* RECORDS *
......
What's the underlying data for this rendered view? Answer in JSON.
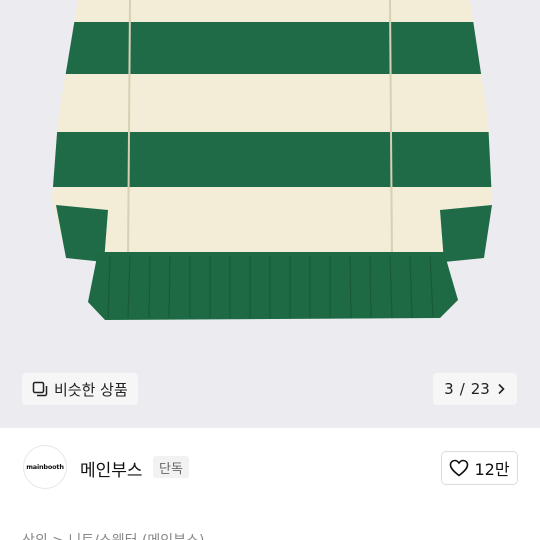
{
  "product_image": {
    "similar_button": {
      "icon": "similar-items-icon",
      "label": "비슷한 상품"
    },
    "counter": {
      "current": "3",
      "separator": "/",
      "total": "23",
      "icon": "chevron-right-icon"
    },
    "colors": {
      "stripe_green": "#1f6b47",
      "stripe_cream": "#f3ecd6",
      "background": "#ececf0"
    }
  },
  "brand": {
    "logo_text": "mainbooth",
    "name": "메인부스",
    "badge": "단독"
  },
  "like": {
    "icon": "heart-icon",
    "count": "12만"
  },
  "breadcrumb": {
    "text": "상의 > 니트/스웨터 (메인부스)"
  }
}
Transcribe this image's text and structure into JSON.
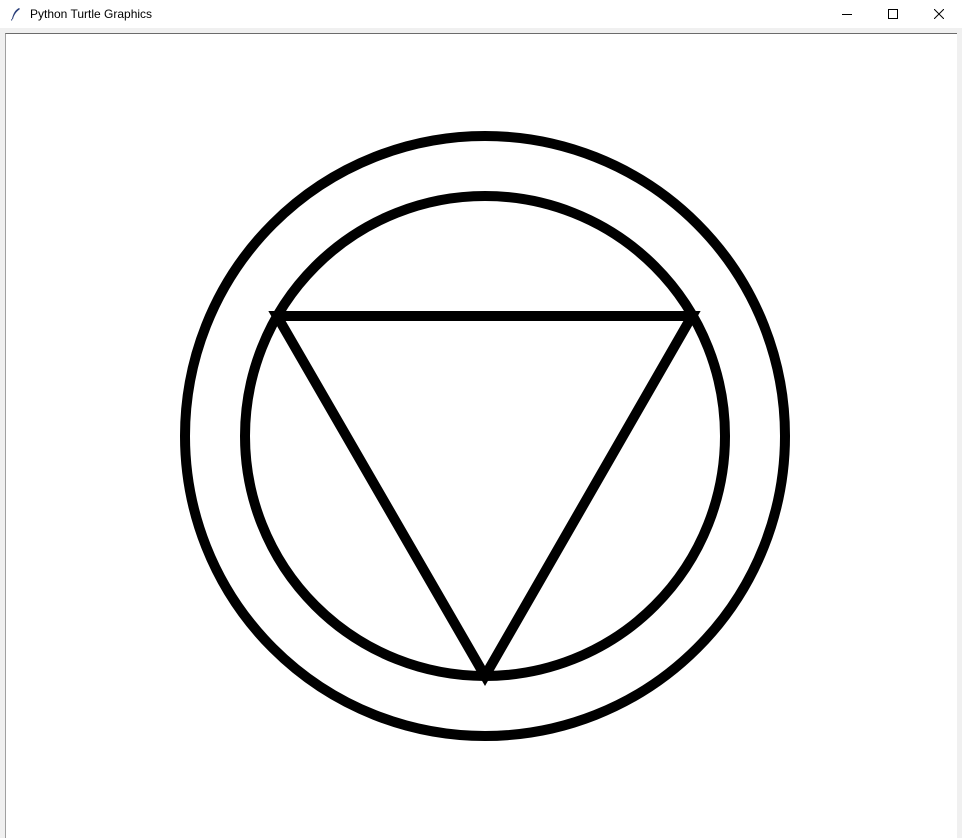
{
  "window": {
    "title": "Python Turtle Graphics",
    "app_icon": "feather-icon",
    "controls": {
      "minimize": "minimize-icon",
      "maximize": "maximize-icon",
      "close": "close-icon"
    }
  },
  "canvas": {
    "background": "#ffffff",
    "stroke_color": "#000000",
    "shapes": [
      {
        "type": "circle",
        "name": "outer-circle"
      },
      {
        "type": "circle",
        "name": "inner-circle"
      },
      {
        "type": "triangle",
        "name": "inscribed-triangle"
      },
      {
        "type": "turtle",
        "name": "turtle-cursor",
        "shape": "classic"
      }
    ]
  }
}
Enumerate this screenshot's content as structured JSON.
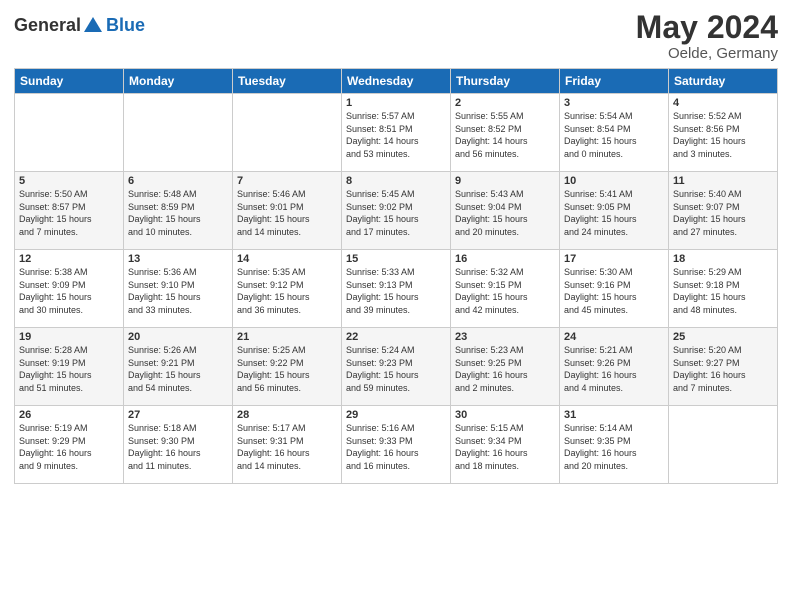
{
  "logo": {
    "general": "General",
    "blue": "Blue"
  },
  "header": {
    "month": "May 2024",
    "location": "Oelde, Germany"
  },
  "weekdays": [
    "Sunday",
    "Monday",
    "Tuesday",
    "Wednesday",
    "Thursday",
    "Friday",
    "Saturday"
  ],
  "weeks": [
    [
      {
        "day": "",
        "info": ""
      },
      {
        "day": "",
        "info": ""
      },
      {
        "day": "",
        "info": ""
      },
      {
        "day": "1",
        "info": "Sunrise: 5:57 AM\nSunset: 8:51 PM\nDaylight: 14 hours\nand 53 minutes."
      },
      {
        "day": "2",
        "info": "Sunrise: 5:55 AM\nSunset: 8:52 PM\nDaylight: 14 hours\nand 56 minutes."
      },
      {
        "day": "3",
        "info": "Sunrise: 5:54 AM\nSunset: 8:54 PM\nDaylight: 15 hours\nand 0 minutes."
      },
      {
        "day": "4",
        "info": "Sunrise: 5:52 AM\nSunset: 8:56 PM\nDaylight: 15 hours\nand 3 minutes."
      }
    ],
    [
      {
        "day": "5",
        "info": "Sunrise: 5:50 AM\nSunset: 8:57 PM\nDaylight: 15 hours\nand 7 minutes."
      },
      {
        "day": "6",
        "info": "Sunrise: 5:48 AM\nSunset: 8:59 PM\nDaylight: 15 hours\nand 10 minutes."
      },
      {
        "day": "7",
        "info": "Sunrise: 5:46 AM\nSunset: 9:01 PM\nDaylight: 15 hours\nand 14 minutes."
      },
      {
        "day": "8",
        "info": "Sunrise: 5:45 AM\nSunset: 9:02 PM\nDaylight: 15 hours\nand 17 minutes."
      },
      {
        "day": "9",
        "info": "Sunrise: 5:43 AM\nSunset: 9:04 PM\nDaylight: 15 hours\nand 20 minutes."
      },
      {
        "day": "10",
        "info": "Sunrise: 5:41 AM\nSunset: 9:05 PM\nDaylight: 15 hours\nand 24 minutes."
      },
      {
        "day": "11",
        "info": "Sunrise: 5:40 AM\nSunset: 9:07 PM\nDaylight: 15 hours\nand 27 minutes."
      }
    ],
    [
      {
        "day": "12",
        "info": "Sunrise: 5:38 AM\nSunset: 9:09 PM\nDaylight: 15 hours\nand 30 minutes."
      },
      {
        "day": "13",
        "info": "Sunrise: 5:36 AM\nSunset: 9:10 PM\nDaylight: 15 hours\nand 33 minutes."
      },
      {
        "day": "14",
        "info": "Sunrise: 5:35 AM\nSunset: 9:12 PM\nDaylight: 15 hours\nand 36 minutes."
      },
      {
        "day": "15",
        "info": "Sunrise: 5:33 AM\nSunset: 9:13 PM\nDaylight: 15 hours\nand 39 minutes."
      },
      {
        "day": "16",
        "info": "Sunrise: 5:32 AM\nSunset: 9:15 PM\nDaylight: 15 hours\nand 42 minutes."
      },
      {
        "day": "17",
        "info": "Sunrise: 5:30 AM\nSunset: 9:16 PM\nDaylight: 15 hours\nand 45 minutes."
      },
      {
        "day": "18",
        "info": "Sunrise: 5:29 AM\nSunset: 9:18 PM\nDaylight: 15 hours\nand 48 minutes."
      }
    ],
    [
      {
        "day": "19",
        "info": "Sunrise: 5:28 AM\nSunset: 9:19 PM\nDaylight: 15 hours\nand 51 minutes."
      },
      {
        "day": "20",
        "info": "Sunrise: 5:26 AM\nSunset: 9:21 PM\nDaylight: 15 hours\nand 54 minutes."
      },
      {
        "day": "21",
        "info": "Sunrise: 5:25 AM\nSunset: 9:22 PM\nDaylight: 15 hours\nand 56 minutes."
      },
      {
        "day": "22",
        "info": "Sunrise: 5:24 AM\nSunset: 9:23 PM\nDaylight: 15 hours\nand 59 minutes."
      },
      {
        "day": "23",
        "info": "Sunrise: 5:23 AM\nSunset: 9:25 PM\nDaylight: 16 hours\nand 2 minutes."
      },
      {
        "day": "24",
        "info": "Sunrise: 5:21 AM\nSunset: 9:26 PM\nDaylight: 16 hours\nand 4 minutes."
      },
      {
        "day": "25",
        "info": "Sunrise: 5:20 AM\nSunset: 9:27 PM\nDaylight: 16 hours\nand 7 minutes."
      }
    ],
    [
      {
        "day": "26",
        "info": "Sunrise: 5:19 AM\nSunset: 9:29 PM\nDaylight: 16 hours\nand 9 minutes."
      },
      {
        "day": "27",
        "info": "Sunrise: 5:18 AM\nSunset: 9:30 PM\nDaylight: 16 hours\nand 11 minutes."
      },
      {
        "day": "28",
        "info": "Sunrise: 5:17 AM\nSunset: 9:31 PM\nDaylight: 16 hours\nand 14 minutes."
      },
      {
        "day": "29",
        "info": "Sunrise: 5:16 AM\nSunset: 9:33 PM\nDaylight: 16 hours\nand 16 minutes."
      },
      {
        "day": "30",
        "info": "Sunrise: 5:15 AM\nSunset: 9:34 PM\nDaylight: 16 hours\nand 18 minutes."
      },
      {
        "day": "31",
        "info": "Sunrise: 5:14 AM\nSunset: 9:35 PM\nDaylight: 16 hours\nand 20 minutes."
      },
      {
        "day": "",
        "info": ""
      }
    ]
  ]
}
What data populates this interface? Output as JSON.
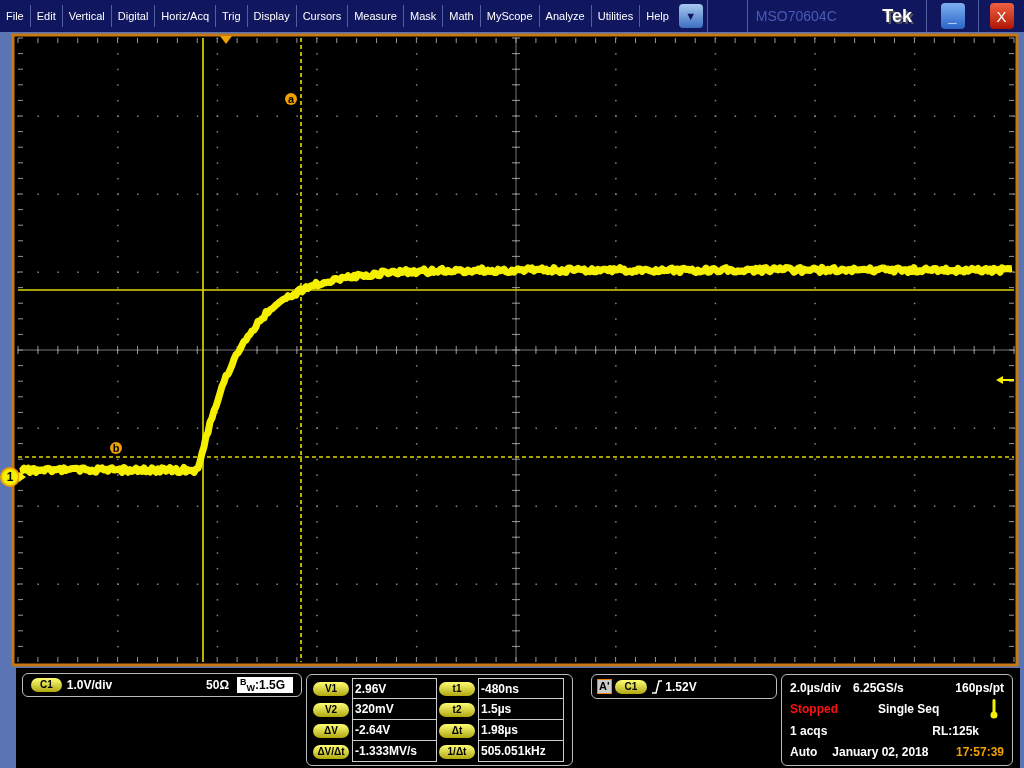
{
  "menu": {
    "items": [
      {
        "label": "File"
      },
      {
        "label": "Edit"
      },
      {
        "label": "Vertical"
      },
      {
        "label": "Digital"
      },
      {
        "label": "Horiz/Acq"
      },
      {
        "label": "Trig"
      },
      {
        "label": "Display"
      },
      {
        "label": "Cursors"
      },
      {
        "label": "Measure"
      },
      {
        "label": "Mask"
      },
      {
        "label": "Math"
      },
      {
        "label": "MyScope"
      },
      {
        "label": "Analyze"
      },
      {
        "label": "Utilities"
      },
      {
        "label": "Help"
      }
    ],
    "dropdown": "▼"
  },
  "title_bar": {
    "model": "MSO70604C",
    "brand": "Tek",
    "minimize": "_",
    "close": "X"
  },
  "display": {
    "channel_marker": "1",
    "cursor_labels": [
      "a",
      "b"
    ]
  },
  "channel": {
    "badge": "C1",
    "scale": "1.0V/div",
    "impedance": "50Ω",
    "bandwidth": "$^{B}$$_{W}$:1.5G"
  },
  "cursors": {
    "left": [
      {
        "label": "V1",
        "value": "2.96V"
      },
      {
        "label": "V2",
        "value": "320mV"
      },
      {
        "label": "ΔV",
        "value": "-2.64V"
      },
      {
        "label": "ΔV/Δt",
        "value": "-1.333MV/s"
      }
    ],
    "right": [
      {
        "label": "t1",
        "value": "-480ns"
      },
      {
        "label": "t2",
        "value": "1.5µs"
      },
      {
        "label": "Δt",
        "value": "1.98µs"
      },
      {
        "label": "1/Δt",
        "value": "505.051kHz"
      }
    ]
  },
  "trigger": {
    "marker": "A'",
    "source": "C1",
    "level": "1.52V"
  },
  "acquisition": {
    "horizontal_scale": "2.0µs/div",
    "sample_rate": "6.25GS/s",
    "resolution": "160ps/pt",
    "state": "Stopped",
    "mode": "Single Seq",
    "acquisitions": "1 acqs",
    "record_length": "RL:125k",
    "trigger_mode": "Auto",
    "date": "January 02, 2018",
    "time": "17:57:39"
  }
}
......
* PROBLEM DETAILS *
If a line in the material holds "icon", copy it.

* FINAL ANSWER *
      "icon": "similar-items-icon",
      "icon": "chevron-right-icon"
    "icon": "heart-icon",
    "app_icon": "feather-icon",
      "minimize": "minimize-icon",
      "maximize": "maximize-icon",
      "close": "close-icon"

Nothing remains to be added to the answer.